The first text, Autonomous Government I, studies the history, roles, duties, rights and obligations of an autonomous government and its members. More textbooks to be uploaded as they become available.

Thanks to Intercontinental Cry Magazine for sharing the link.

Emiliano Zapata Spoke and Wrote in Nahuatl

Part of a message written in Nahuatl to supporters of the Mexican Revolution sent from the headquarters of the Liberation Army of the South in Tlatizapán, Morelos, on April 27, 1918 by its Commander in Chief, Emiliano Zapata:
 
“…Axcan ocachi que me aic monequi ti mo zepampalehuizque ica nochi to yolo ihuan ica nochi totoyoquiliztli itech inon huei tequitl de necetiliztli mahuiztic, huelneli de necate tlen qui pehualtihque netehuiliztle tlen qui yolóhpia chipahuac nin pehualoni ihuán ámo qui poloa nin neltocaliz de cuali-inemiliz…”

“…Now more than ever we need to help each other with all our heart and with all our efforts in this great task of unity, which is truly the work of those who got into the fight, to keep their heart clean with those principles and to not lose faith in a life of respect…”

“…Ahora más que nunca hay necesidad de que nos ayudemos entre nosotros con todo corazón y con todo nuestro empeño en esa gran tarea de unificación digna, que es verdaderamente la tarea de los que se metieron a la lucha, que conservan limpia en su corazón esa empresa y que no pierden la fe en una vida de respeto…”

via comoespinademaguey

Emiliano Zapata Spoke and Wrote in Nahuatl

Part of a message written in Nahuatl to supporters of the Mexican Revolution sent from the headquarters of the Liberation Army of the South in Tlatizapán, Morelos, on April 27, 1918 by its Commander in Chief, Emiliano Zapata:

“…Axcan ocachi que me aic monequi ti mo zepampalehuizque ica nochi to yolo ihuan ica nochi totoyoquiliztli itech inon huei tequitl de necetiliztli mahuiztic, huelneli de necate tlen qui pehualtihque netehuiliztle tlen qui yolóhpia chipahuac nin pehualoni ihuán ámo qui poloa nin neltocaliz de cuali-inemiliz…”
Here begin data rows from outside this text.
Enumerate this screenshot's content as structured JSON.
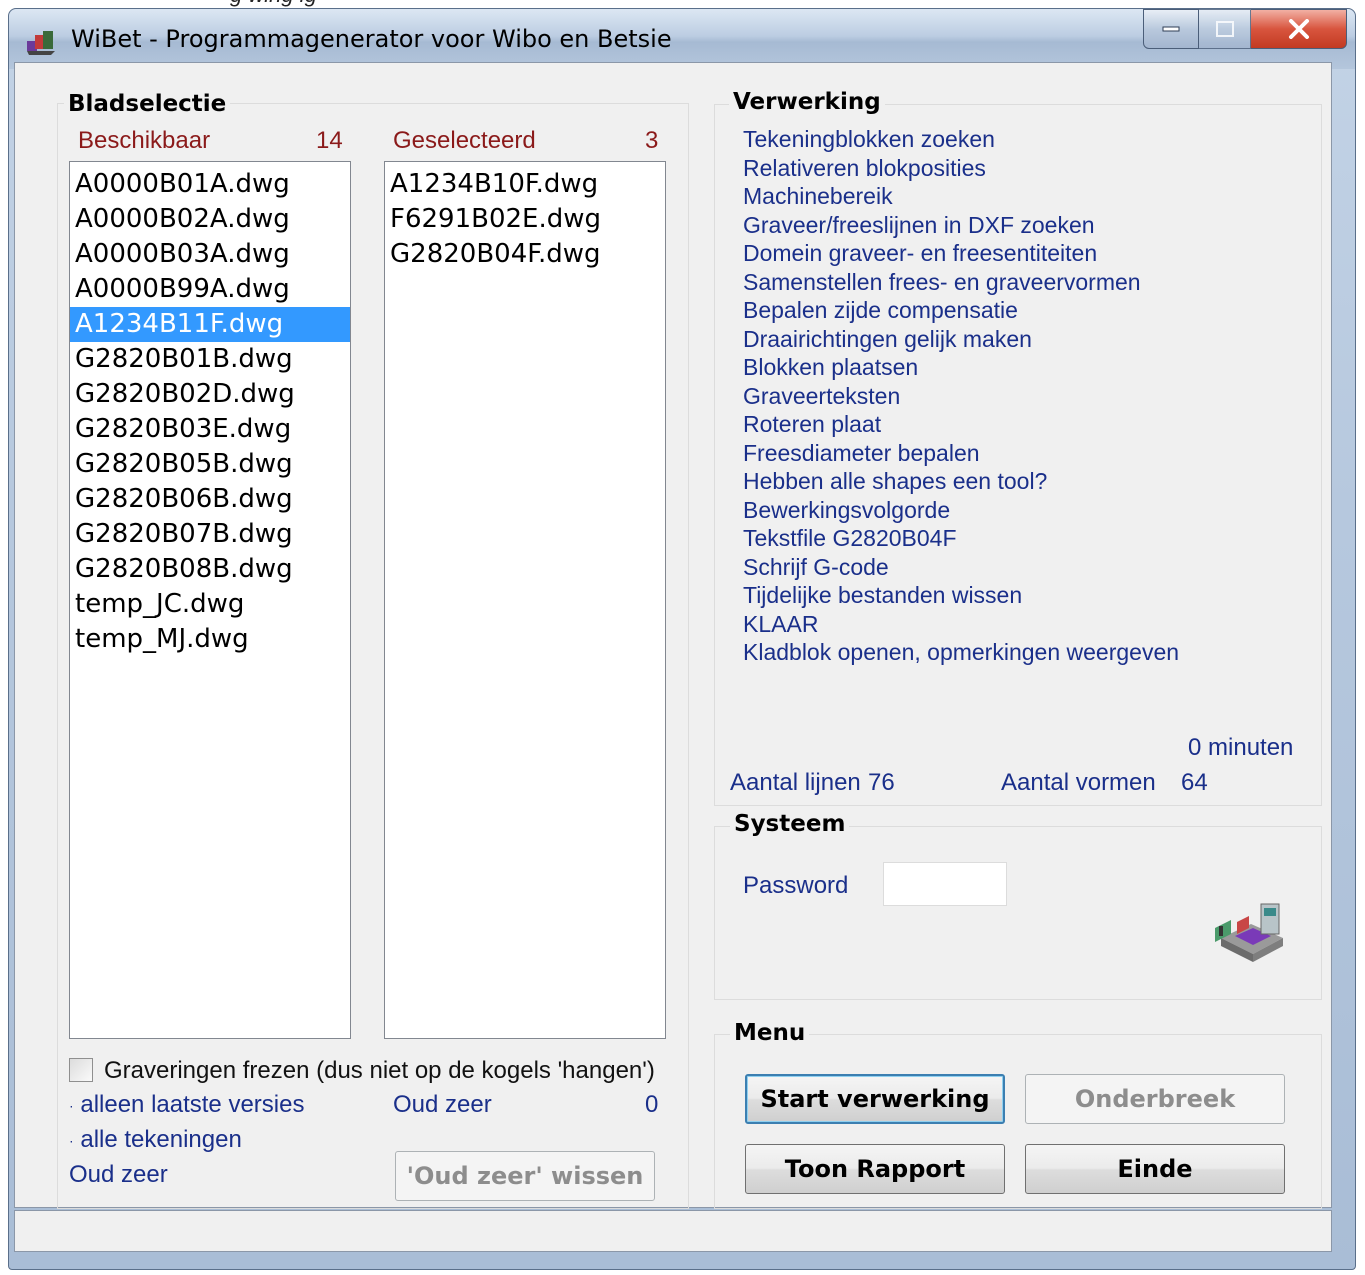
{
  "window": {
    "title": "WiBet - Programmagenerator voor Wibo en Betsie",
    "partial_background_text": "g    wing   ig"
  },
  "bladselectie": {
    "title": "Bladselectie",
    "available_label": "Beschikbaar",
    "available_count": "14",
    "selected_label": "Geselecteerd",
    "selected_count": "3",
    "available_files": [
      "A0000B01A.dwg",
      "A0000B02A.dwg",
      "A0000B03A.dwg",
      "A0000B99A.dwg",
      "A1234B11F.dwg",
      "G2820B01B.dwg",
      "G2820B02D.dwg",
      "G2820B03E.dwg",
      "G2820B05B.dwg",
      "G2820B06B.dwg",
      "G2820B07B.dwg",
      "G2820B08B.dwg",
      "temp_JC.dwg",
      "temp_MJ.dwg"
    ],
    "highlighted_file": "A1234B11F.dwg",
    "selected_files": [
      "A1234B10F.dwg",
      "F6291B02E.dwg",
      "G2820B04F.dwg"
    ],
    "checkbox_label": "Graveringen frezen (dus niet op de kogels 'hangen')",
    "checkbox_checked": false,
    "option_latest": "alleen laatste versies",
    "option_all": "alle tekeningen",
    "oud_zeer_label": "Oud zeer",
    "oud_zeer_count": "0",
    "oud_zeer_bottom_label": "Oud zeer",
    "wissen_button": "'Oud zeer' wissen"
  },
  "verwerking": {
    "title": "Verwerking",
    "steps": [
      "Tekeningblokken zoeken",
      "Relativeren blokposities",
      "Machinebereik",
      "Graveer/freeslijnen in DXF zoeken",
      "Domein graveer- en freesentiteiten",
      "Samenstellen frees- en graveervormen",
      "Bepalen zijde compensatie",
      "Draairichtingen gelijk maken",
      "Blokken plaatsen",
      "Graveerteksten",
      "Roteren plaat",
      "Freesdiameter bepalen",
      "Hebben alle shapes een tool?",
      "Bewerkingsvolgorde",
      "Tekstfile G2820B04F",
      "Schrijf G-code",
      "Tijdelijke bestanden wissen",
      "KLAAR",
      "Kladblok openen, opmerkingen weergeven"
    ],
    "minutes_text": "0 minuten",
    "lines_label": "Aantal lijnen",
    "lines_value": "76",
    "shapes_label": "Aantal vormen",
    "shapes_value": "64"
  },
  "systeem": {
    "title": "Systeem",
    "password_label": "Password",
    "password_value": "",
    "machine_icon": "cnc-machine-icon"
  },
  "menu": {
    "title": "Menu",
    "start_button": "Start verwerking",
    "break_button": "Onderbreek",
    "report_button": "Toon Rapport",
    "exit_button": "Einde"
  },
  "colors": {
    "red_label": "#8b1a1a",
    "blue_label": "#1a2f8a",
    "selection": "#3399ff",
    "close_button": "#d8553e"
  }
}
“…Now more than ever we need to help each other with all our heart and with all our efforts in this great task of unity, which is truly the work of those who got into the fight, to keep their heart clean with those principles and to not lose faith in a life of respect…”
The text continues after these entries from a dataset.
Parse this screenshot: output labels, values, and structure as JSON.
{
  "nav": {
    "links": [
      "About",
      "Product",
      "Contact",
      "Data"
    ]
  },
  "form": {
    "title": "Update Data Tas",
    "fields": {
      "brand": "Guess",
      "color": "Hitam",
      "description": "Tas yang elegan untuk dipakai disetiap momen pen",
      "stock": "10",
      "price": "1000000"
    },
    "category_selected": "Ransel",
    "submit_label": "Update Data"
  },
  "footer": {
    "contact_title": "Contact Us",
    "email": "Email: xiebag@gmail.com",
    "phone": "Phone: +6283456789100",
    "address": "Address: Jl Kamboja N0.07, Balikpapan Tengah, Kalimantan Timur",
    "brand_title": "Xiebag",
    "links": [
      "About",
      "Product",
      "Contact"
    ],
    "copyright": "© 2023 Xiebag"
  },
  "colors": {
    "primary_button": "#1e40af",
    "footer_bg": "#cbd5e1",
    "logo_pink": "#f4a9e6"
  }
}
“…Ahora más que nunca hay necesidad de que nos ayudemos entre nosotros con todo corazón y con todo nuestro empeño en esa gran tarea de unificación digna, que es verdaderamente la tarea de los que se metieron a la lucha, que conservan limpia en su corazón esa empresa y que no pierden la fe en una vida de respeto…”

via comoespinademaguey